▸ **Task requirements**: I need every line of the material below that includes the string "aside".

▸ **Entries shown**:
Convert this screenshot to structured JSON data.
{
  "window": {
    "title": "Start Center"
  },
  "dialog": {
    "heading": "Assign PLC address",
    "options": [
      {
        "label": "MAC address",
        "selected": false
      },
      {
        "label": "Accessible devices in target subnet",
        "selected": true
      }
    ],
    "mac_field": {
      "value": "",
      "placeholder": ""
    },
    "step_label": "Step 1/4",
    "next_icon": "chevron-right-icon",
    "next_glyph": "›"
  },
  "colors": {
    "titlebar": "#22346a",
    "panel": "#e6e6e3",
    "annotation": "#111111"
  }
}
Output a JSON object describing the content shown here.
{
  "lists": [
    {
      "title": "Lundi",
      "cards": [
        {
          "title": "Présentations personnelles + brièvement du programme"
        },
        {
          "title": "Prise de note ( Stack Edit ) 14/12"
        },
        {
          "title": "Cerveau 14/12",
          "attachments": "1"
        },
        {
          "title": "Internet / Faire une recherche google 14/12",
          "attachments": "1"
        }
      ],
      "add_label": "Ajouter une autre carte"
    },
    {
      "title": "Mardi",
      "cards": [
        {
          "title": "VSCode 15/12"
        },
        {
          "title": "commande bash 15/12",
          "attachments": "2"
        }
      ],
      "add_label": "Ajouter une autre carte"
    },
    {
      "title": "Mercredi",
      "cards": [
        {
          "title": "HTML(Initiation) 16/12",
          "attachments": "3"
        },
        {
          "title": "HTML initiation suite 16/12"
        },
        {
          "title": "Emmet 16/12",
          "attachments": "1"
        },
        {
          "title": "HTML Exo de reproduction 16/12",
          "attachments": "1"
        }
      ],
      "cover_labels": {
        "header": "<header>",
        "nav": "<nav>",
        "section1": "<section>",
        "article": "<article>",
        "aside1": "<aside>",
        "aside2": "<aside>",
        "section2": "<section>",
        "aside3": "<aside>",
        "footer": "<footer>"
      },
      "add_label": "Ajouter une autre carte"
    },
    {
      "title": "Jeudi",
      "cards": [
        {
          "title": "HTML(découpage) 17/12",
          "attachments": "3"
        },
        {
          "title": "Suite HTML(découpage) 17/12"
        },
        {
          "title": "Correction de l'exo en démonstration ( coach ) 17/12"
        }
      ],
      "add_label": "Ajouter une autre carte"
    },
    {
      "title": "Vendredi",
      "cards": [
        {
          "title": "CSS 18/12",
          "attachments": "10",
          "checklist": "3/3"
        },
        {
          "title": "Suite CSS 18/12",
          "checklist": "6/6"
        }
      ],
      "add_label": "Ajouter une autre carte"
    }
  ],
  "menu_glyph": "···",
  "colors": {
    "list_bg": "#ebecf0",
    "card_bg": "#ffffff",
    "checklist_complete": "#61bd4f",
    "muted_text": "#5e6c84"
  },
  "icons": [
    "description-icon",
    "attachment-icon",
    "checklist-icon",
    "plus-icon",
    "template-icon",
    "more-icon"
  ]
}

▸ **Reply to the exercise**:
        "aside1": "<aside>",
        "aside2": "<aside>",
        "aside3": "<aside>",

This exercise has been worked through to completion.